### WHAT THIS TASK INVOLVES
Filter these entries, keeping only lines that hold the word "image".

### PROVIDED INFORMATION
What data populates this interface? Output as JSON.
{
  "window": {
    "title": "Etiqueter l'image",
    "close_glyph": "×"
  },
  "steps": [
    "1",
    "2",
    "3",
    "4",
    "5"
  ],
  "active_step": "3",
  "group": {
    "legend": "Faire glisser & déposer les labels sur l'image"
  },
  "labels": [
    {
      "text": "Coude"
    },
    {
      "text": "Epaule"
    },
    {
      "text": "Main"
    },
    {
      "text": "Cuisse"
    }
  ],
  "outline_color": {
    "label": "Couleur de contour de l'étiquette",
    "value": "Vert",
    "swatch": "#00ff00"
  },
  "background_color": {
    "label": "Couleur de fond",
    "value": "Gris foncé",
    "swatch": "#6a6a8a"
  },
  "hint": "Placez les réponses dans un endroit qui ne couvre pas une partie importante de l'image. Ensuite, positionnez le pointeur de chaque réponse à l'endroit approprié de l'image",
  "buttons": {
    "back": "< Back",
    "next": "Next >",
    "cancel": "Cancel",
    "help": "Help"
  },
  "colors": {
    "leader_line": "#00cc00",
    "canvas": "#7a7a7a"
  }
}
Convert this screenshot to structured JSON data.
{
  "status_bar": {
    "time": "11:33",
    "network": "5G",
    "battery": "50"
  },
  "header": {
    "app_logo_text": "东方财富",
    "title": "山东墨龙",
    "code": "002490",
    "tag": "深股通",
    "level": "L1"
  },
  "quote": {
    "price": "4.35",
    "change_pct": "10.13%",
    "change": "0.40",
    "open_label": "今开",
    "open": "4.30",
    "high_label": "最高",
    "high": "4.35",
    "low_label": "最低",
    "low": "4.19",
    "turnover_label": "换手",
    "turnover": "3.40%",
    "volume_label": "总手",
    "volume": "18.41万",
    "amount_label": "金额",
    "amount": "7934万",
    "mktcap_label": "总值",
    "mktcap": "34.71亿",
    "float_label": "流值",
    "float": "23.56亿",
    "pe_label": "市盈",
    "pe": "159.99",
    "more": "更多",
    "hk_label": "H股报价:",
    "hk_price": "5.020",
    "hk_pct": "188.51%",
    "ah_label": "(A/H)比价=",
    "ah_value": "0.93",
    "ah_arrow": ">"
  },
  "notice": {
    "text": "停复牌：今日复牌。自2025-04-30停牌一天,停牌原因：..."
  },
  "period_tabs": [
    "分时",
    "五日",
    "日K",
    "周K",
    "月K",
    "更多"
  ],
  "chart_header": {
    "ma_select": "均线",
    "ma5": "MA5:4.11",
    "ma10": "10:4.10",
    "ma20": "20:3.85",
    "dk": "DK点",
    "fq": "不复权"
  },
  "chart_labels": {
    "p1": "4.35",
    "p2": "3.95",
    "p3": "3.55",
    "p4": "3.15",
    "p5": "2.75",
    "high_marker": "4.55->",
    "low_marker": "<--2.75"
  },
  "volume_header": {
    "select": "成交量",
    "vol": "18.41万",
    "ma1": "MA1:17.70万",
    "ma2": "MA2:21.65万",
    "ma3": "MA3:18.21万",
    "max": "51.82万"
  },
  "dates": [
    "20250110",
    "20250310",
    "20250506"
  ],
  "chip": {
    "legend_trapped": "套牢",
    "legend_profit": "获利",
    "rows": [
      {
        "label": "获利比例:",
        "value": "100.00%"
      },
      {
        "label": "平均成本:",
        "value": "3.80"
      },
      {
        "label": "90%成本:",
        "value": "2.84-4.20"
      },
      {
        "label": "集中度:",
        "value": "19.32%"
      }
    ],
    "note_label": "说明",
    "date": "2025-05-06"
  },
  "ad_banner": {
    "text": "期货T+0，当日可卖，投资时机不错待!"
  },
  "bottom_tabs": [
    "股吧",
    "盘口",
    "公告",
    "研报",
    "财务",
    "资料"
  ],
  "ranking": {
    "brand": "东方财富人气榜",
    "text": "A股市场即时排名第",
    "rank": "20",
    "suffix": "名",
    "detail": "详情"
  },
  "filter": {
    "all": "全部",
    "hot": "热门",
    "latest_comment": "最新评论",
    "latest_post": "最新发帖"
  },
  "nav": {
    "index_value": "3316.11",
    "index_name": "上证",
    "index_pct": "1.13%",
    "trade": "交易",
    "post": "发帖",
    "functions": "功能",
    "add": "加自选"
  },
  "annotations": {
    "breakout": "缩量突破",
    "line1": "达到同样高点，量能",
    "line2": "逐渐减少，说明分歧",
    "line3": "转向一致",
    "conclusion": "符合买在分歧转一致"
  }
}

### REPLY
    "title": "Etiqueter l'image",
    "legend": "Faire glisser & déposer les labels sur l'image"
  "hint": "Placez les réponses dans un endroit qui ne couvre pas une partie importante de l'image. Ensuite, positionnez le pointeur de chaque réponse à l'endroit approprié de l'image",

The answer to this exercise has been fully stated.